• What you have to do
Would you go through the records below and copy each line with the string "value"?

======== Data to process

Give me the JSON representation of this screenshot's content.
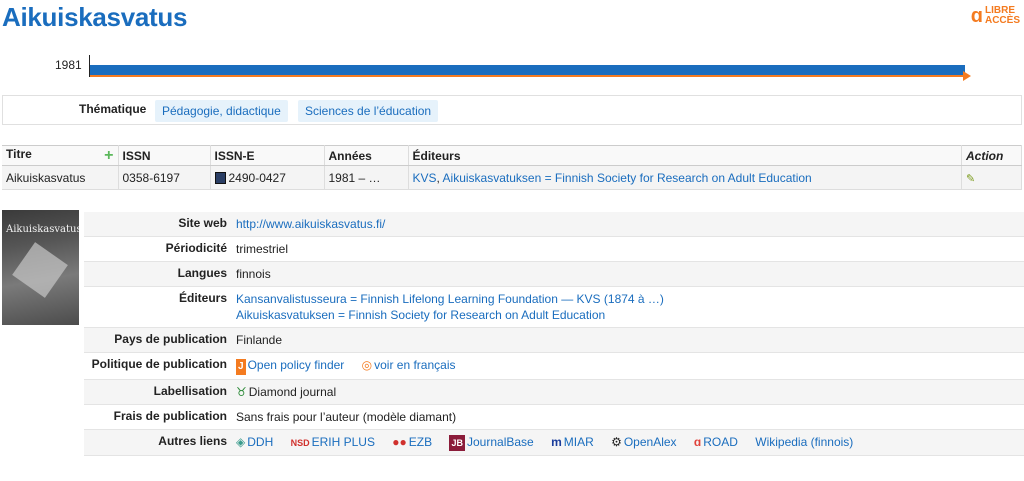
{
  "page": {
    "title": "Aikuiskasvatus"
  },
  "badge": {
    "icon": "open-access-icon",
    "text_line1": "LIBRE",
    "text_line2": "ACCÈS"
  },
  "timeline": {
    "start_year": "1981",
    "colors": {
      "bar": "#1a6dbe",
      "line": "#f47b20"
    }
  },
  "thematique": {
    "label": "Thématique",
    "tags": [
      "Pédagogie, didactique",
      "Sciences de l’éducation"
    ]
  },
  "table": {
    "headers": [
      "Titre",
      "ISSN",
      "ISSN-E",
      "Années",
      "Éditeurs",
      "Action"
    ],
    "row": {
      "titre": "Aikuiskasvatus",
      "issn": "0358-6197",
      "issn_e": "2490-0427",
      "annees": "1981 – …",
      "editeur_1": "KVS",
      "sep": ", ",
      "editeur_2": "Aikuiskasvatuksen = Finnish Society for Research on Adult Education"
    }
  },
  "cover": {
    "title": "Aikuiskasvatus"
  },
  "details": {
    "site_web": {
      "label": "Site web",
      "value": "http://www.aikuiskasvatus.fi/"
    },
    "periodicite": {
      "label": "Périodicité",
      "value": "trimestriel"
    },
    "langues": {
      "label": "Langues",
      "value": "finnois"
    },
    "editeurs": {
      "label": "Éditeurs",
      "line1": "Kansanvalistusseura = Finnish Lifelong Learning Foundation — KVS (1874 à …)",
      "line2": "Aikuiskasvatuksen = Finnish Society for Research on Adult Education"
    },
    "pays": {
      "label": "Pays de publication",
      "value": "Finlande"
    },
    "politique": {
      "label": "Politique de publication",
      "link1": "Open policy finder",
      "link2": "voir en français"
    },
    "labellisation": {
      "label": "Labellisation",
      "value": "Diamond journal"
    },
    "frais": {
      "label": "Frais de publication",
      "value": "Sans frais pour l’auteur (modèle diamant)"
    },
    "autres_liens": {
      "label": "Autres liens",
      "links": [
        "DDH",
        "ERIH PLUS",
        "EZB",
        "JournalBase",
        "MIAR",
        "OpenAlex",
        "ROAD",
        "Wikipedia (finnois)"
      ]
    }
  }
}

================
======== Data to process

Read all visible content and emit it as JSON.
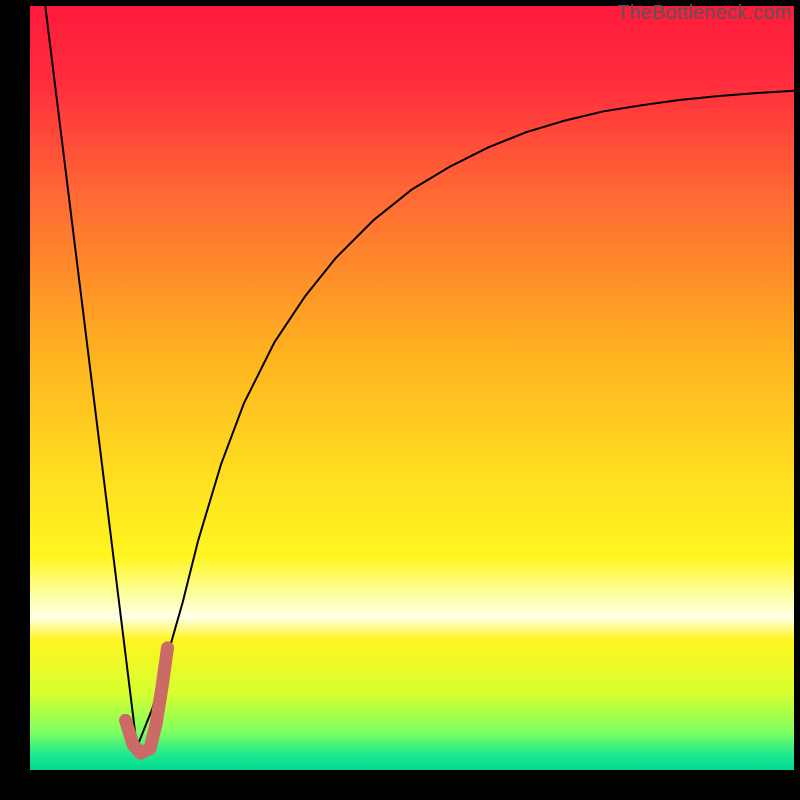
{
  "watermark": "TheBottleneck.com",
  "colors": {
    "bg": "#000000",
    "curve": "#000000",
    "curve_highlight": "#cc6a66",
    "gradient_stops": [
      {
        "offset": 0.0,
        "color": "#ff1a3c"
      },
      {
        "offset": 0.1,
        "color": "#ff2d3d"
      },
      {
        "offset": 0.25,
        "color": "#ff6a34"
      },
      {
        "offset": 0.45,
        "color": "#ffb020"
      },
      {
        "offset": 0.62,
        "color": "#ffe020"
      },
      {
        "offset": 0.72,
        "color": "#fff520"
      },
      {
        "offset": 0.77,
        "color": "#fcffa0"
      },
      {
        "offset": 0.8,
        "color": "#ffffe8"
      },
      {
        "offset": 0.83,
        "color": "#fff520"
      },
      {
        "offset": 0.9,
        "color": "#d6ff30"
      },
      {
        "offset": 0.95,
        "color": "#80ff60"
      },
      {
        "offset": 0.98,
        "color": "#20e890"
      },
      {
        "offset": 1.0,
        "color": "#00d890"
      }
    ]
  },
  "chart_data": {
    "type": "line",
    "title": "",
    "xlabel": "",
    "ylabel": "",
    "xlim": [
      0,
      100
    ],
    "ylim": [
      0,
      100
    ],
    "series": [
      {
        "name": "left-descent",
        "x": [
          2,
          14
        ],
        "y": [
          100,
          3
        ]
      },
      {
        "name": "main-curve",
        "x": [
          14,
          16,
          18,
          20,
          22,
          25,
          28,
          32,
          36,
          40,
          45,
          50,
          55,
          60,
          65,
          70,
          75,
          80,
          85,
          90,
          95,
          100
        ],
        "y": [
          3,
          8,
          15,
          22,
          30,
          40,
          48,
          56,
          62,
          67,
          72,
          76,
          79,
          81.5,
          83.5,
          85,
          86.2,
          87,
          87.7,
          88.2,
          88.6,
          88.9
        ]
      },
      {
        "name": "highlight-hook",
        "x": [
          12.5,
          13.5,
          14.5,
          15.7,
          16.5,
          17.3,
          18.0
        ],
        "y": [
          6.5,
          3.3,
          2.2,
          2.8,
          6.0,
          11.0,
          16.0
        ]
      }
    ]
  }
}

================

• Result for this task
      "value": "http://www.aikuiskasvatus.fi/"
      "value": "trimestriel"
      "value": "finnois"
      "value": "Finlande"
      "value": "Diamond journal"
      "value": "Sans frais pour l’auteur (modèle diamant)"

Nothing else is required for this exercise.